The lithographed title-pages are the work of Civil War artist Alfred R. Waud, although his name is mispelled 'Ward' on both title-pages. Waud's work as an artist-journalist covering the Civil War is his most important achievement. In April 1861 the News named him a "special artist" and assigned him to cover the Army of the Potomac, the primary Union army in Virginia. At first based in Washington, D.C. Waud covered every battle fought by the Army of the Potomac from "First Manassas in 1861 to Petersburg, Virginia, in 1865. Unlike the war photographers, whose cumbersome equipment prevented them from getting too close to any military engagement, Waud and his fellow special artists got into the thick of combat. Waud also depicted aspects of life in camp, such as the sutler's store and, on one occasion, the wedding of a Union officer. As Waud reported in Harper's Weekly on 3 October 1863, the life of a special artist was exciting but involved much discomfort and danger: "Your artist was the only person connected with newspapers permitted to go upon the recent advance to the Rapidan. . . . It was a very wet and uncomfortable trip part of the time. I did not get dry for two days; and was shot at into the bargain, at Raccoon Ford, where I unconsciously left the cover and became a target for about twenty sharpshooters. Luckily I was not touched; but I did some tall riding to get out of the way" (Ray, p. 29). In September 1862 Waud was detained behind Confederate lines, which presented him with a rare opportunity to sketch the enemy's troops. He was one of only two special artists present at the Battle of Gettysburg (the other was Edwin Forbes of Frank Leslie's Illustrated Newspaper) and was the only one to get close to the fighting. His drawing of Pickett's Charge is thought to be the only contemporary depiction by an eyewitness.

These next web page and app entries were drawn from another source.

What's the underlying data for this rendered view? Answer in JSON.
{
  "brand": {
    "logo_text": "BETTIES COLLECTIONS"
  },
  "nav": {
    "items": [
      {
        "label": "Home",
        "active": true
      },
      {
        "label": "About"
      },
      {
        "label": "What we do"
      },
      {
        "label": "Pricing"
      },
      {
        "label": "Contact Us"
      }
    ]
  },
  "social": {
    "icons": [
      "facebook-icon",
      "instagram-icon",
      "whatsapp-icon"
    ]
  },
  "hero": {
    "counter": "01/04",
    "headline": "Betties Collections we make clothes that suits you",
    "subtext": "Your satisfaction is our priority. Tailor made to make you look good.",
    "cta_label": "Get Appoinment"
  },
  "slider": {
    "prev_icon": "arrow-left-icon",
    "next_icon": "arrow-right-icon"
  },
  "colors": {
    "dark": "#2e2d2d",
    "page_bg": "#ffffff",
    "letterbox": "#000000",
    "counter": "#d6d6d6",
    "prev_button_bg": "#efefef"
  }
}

"Apart from temporary assignments in Washington, D.C., and Virginia's Shenandoah Valley in 1864 and 1865, Waud remained with the Army of the Potomac until the war's end. He was at Appomattox, Virginia, on 9 April 1865, when General Robert E. Lee surrendered to General Ulysses S. Grant. No artist or correspondent was permitted to observe the actual surrender ceremony, but Waud made two drawings of General Lee riding away afterward" (David Meschutt for ANB).
"Gardner's Sketch Book remains to this day the finest photographic of the Civil War...regarded by some as the most significant photographically illustrated book published in the United States" (Katz).
Arader Galleries is very grateful for the help of Ms. Anne E. Peterson, Curator of Photographs, the DeGolyer Libary, Southern Methodist University, in cataloguing this book, and particularly for sharing with us her current census of known copies of the Sketch Book, and her important article "Alexander in Review", History of Photography, 34:4, 356-367. Howes G64; Mellby, "Gardner's Photographic Sketch Book of the War" in Princeton University Library Chronicle, Winter 2006, pp 435-4; Rosenheim Photography and the American Civil War 2013, chapter 7; Sabin 26635; Truthful Lens 68. Catalogued by Kate Hunter